With regard to your questions:

The Basal Ganglia (BG) network is a recurrent network, so it’s a fairly complex system. I’m not entirely sure what you mean by “code execution order”, but I take it to mean that you are asking how information flows within the BG network? If that is what you are asking, this paper explains the details of the BG network. Note that the BG network in Nengo is a Nengo adaptation of the BG network presented by Gurney, Prescott and Redgrave in their 2001 paper (google scholar link).

I’m not sure what you mean by this question too. The Nengo BG network (as with all other built in networks in Nengo) are initialized with randomly generated neuron properties. This being the case, the weights between the neural ensembles are all “tuned” when the model is built (and each time you build the model, it generates a new set of neurons and “tunes” a new set of weights). By default, Nengo uses the NEF algorithm to “tune” (we use the words “solve”) for these weights. You can read a summary of the NEF algorithm here, or in detail in the Neural Engineering book.

The number of dimensions chosen to represent the SPA symbols is generally decided upon by the person designing the network. If the network needs to work with a lot of symbols, a higher dimensionality is used. If you are familiar with programming, you can think of the dimensionality as being similar to the number of bits used in a numerical representation (e.g., 8-bit integer vs 16-bit integer). A larger dimensionality allows you to represent more symbols in the same space without the symbols overlapping or clashing with each other.

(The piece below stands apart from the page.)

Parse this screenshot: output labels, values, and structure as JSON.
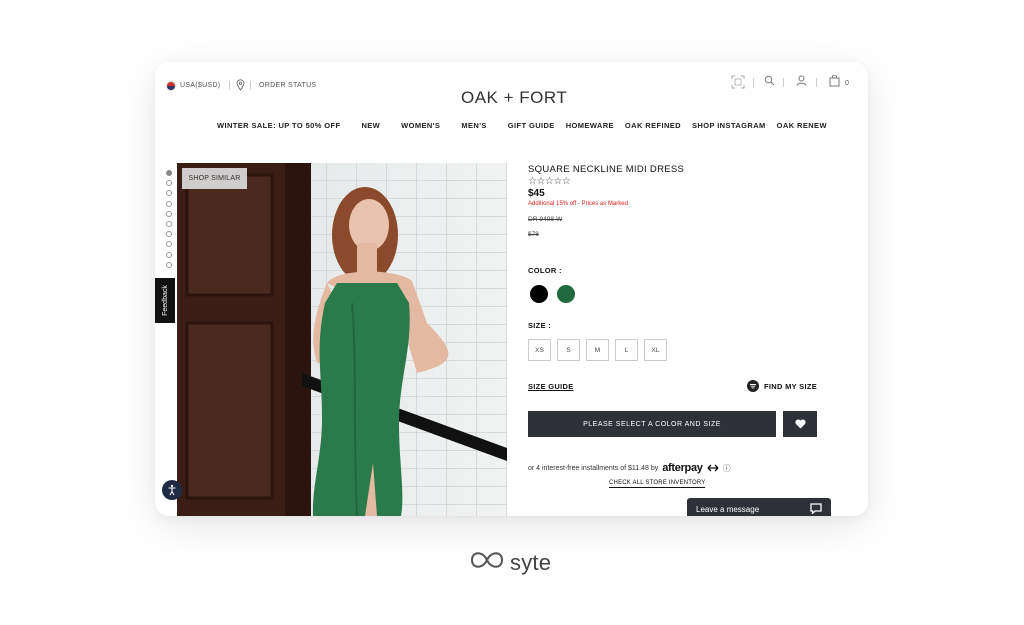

When designing networks, we typically start out with a dimensionality of 16 or 32. As the network is fleshed out, and the performance is evaluated, we increase the dimensionality as needed to achieve a desired performance.

Yes, the source code for the BG network in Nengo can be found here.